tears in his eyes. Then, without waiting for my answer, he
said quietly: ‘Listen, dear, and I will tell you.’

He was strangely still, breathless he seemed to me, for a
minute or more. Then he spoke.

‘I was little more than a child, a boy just in my ‘teens, when
something happened, something that came down the Rainbow
Arches of Caer-Shee.’ He paused here, perhaps to see if I
followed, which I did, familiar as I was with all faerie-lore. ‘I
was out upon the heather, in the time when the honey oozes
in the bells and cups. I had always loved the island and the
sea. Perhaps I was foolish, but I was so glad with my joy
that golden day, that I threw myself on the ground, and kissed
the hot sweet ling, and put my hands and arms into it, sobbing
the while with a vague strange yearning. At last I lay still,
nerveless, with my eyes closed. Suddenly I knew that two
tiny hands had come up through the spires of the heather, and
were pressing something soft and fragrant upon my eyelids.
When I opened them I could see nothing unfamiliar. No one was
visible. But I heard a whisper: ‘Arise and go away from this
place at once. And this night do not venture out, lest evil
befall you.’ So I rose trembling and went home. Thereafter
I was the same, and yet not the same. Never could I see
as they saw, what my father or brothers or the isle-folk
looked upon as ugly and dreary. My father was wroth
with me many times, and called me a fool. Whenever
my eyes fell upon those waste and desolated spots they
seemed to me passing fair. At last my father grew so bitter
that, mocking me the while, he bade me go to the towns, and
see there the squalor and sordid hideousness wherein man
dwelled. But thus it was with me: in the places they call

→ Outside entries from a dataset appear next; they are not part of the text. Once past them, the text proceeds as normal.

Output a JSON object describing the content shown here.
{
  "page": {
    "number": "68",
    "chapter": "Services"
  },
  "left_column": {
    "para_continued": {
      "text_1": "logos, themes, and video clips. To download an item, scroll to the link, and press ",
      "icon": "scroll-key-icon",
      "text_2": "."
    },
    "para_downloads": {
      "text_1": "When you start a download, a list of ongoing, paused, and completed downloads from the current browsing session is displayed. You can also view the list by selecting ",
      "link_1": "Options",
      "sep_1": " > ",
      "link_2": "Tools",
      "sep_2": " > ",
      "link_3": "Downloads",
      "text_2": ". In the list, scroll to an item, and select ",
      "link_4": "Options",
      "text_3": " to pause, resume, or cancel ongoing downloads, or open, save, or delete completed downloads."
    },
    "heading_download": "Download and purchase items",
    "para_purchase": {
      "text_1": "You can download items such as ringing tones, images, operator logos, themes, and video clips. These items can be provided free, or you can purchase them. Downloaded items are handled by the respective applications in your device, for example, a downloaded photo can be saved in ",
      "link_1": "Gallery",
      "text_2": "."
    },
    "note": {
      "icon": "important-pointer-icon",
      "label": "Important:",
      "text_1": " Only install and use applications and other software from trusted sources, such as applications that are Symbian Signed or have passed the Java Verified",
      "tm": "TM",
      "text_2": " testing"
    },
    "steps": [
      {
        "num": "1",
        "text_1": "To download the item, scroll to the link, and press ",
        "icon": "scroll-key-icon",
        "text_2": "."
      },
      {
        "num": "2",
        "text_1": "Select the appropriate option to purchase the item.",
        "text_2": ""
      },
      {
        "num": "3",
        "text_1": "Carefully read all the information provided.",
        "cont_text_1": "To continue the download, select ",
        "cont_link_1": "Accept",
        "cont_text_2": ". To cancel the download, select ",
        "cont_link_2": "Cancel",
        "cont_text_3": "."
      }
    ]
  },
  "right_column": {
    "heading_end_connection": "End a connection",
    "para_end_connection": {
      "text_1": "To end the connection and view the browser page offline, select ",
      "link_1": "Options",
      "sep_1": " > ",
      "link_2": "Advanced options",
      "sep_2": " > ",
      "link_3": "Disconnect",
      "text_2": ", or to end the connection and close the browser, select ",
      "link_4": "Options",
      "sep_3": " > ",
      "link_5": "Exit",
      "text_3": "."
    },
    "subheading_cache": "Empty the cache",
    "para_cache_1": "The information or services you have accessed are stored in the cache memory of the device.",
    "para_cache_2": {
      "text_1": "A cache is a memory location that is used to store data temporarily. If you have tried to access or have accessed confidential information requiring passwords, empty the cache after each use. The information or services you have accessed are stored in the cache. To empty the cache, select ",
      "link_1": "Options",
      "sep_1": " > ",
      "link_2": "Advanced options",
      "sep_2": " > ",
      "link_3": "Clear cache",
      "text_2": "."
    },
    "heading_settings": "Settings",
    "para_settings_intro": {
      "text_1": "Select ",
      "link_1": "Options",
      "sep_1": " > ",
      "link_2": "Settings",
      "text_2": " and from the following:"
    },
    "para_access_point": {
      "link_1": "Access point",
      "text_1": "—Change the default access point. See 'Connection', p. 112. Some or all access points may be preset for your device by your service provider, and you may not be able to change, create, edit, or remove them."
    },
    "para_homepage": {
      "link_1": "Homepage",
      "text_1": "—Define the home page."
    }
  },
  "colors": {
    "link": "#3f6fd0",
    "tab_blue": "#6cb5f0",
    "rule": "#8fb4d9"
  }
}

slums, and among the smoke of the factories and the grime
of destitution, I could see all that other men saw only as
vanishing shadows. What I saw was lovely, beautiful with
strange glory, and the faces of men and women were sweet
and pure, and their souls were white. So, weary and be-
wildered with my unwilling quest, I came back to Eilanmhor.
And on the day of my home-coming, Morag was there— Morag
of the Falls. She turned to my father, and called him blind
and foolish. ‘He has the white light upon his brows,’ she
said of me ; ‘I can see it, like the flicker-light in a wave when
the wind ‘s from the south in thunder-weather. He has been
touched with the Fairy Ointment. The Guid Folk know him.
It will be thus with him till the day of his death, if a duin’shee
can die, being already a man dead yet born anew. He upon
whom the Fairy Ointment has been laid must see all that is
hideous and ugly and dreary and bitter through a glamour of
beauty. Thus it hath been since the Mhic-Alpein ruled from
sea to sea, and thus is it with the man Alasdair your son.’
‘That is all, my fawn, and that is why my brothers when they
are angry sometimes call me the Anointed Man.’

‘That is all.’ Yes, perhaps. But O Alasdair Achanna, how
often have I thought of that most precious treasure you found
in the heather, when the bells were sweet with honey ooze!
Did the wild bees know of it? Would that I could hear the
soft hum of their wandering wings!

Who of us would not barter the best of all our possessions—
and some there are who would surrender all— to have one touch
laid upon the eyelids, one touch of the Fairy Ointment ? But,
  alas ! the place is far and the hour is hidden. No man may
    seek that for which there can be no quest. Only the
      wild bees know of it, but I think they must be
        the bees of Magh-Mell; and there no man
          that liveth may wayfare yet.

                                                                                                FIONA MACLEOD.


MLA citation:

Macleod, Fiona. “The Anointed Man.” The Evergreen: A Northern Seasonal, vol. 1, Spring 1895, pp. 101-105. Evergreen Digital Edition, edited by Lorraine Janzen Kooistra, 2016-2018. Yellow Nineties 2.0, Ryerson University Centre for Digital Humanities, 2019.